BEGIN Entries provided

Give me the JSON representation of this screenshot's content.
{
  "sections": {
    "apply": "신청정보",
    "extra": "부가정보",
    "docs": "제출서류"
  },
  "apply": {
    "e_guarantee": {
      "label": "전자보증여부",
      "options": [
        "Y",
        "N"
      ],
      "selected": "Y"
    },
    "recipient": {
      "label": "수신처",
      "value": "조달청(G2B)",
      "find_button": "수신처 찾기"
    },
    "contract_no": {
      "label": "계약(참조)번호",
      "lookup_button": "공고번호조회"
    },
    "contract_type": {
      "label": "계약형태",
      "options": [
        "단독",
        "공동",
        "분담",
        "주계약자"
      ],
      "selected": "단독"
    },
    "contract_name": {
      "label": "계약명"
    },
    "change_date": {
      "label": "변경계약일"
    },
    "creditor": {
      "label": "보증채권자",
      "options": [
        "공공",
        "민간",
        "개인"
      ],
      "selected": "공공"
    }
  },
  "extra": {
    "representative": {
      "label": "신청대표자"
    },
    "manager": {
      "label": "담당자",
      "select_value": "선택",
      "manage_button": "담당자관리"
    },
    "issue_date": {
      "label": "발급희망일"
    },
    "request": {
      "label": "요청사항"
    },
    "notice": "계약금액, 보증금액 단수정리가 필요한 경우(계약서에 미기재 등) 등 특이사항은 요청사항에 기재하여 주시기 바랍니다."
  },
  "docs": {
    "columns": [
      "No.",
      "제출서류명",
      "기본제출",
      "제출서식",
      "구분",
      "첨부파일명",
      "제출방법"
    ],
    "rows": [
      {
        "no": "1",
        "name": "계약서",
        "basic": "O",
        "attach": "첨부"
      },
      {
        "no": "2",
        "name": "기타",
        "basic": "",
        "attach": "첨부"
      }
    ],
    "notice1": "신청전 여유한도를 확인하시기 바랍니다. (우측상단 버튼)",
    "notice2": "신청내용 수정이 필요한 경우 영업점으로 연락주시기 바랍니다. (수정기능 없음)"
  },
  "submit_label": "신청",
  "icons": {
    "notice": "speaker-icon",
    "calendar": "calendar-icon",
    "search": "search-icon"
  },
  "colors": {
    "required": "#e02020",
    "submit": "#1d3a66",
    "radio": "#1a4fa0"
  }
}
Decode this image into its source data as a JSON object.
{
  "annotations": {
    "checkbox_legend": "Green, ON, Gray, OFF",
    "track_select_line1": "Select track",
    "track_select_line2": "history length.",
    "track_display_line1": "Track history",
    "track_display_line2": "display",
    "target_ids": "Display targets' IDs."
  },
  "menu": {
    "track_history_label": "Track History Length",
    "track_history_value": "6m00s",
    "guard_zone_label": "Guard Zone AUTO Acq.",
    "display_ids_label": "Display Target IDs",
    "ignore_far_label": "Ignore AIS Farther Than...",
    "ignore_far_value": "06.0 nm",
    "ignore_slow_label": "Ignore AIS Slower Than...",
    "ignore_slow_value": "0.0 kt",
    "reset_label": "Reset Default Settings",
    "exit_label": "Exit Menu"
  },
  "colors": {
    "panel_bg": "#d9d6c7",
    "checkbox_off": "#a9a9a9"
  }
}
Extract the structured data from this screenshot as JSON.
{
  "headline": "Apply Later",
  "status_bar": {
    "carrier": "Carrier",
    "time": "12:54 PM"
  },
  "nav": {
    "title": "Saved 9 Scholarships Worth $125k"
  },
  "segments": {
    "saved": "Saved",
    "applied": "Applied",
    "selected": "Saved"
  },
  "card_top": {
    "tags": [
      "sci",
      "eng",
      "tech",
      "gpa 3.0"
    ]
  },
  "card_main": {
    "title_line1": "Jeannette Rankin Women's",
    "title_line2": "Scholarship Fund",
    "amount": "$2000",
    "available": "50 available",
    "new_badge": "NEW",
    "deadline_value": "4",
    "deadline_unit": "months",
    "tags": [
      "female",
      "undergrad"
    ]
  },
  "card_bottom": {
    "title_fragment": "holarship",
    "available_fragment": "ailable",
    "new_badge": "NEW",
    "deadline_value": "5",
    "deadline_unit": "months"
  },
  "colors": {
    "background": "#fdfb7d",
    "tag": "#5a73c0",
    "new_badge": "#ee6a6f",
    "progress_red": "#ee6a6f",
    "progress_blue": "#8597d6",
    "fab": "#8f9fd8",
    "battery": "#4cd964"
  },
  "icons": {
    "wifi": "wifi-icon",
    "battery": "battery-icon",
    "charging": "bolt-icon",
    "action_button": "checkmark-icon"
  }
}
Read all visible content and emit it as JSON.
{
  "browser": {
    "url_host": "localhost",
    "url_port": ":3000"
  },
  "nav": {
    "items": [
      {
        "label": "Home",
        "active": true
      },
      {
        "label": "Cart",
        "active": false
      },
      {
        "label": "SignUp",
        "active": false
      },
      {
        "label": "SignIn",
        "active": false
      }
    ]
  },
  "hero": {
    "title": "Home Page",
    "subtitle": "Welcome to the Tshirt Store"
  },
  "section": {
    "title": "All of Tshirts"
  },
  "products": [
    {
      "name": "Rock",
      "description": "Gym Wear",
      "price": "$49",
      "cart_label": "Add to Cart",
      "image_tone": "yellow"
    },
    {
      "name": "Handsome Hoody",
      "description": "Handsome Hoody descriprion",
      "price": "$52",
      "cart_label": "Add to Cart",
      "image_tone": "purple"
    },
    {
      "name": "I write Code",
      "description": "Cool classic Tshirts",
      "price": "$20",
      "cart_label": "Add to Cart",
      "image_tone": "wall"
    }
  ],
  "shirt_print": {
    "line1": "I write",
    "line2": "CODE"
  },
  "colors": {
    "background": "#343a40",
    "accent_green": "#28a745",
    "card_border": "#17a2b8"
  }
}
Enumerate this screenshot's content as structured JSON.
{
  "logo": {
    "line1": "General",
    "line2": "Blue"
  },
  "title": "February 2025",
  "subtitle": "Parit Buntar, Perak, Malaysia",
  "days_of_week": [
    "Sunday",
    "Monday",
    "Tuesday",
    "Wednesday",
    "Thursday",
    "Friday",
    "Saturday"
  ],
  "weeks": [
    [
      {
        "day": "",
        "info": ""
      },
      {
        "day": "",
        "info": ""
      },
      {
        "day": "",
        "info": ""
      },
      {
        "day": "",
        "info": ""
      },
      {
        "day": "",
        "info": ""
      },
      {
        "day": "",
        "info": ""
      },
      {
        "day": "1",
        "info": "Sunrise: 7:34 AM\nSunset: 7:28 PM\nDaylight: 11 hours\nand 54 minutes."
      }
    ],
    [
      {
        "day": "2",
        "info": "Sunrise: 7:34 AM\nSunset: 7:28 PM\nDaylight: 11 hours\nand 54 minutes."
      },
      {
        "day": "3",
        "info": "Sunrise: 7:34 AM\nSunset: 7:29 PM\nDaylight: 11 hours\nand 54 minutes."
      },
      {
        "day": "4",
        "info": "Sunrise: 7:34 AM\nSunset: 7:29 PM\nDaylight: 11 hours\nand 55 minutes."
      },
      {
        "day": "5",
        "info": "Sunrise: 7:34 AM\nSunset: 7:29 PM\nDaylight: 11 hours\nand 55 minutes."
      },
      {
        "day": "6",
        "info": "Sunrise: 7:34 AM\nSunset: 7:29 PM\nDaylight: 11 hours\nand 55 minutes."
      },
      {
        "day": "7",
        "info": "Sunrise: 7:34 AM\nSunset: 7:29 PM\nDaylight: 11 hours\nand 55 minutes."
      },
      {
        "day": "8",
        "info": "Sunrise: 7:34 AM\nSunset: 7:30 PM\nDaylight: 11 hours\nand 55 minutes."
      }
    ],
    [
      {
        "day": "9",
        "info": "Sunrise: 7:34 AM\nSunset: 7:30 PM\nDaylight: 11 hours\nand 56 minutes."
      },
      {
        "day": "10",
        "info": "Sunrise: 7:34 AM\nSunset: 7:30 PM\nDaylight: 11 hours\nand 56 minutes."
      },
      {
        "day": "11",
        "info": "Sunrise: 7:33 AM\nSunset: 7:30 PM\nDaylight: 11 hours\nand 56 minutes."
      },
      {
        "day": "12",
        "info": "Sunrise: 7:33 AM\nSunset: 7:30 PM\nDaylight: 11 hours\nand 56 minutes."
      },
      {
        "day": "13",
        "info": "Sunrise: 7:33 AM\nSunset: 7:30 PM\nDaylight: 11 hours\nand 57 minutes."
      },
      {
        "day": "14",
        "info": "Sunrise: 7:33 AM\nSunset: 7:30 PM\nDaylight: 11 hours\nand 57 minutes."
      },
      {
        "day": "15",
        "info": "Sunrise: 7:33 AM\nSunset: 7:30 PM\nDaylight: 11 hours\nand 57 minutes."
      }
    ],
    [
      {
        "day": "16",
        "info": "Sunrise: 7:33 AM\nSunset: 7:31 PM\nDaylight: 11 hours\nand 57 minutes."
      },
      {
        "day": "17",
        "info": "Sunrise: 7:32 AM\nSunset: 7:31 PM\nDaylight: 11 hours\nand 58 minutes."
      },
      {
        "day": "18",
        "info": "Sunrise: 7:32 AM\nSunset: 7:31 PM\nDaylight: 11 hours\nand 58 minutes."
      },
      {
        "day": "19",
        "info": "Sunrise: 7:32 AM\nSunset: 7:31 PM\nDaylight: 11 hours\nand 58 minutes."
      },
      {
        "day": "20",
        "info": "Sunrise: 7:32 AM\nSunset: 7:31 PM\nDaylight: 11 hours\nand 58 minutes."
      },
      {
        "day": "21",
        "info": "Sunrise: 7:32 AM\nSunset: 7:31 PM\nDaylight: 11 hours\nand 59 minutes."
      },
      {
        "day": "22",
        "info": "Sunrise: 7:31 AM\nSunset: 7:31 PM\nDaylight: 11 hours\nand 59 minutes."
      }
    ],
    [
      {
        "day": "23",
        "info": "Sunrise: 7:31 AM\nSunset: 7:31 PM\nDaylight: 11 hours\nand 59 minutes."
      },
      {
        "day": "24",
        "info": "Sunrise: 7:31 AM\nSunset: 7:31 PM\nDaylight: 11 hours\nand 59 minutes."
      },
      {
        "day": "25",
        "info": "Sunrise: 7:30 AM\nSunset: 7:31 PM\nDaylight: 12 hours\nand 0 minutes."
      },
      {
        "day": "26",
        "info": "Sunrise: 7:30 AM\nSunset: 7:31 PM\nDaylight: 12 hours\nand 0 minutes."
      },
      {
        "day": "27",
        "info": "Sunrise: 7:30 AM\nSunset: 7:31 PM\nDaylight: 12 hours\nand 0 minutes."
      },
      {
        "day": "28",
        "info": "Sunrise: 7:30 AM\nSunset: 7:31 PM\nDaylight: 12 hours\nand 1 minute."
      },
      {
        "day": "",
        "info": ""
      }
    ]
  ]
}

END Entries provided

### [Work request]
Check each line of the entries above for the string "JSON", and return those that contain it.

### [Result below]
Give me the JSON representation of this screenshot's content.
Decode this image into its source data as a JSON object.
Extract the structured data from this screenshot as JSON.
Read all visible content and emit it as JSON.
Enumerate this screenshot's content as structured JSON.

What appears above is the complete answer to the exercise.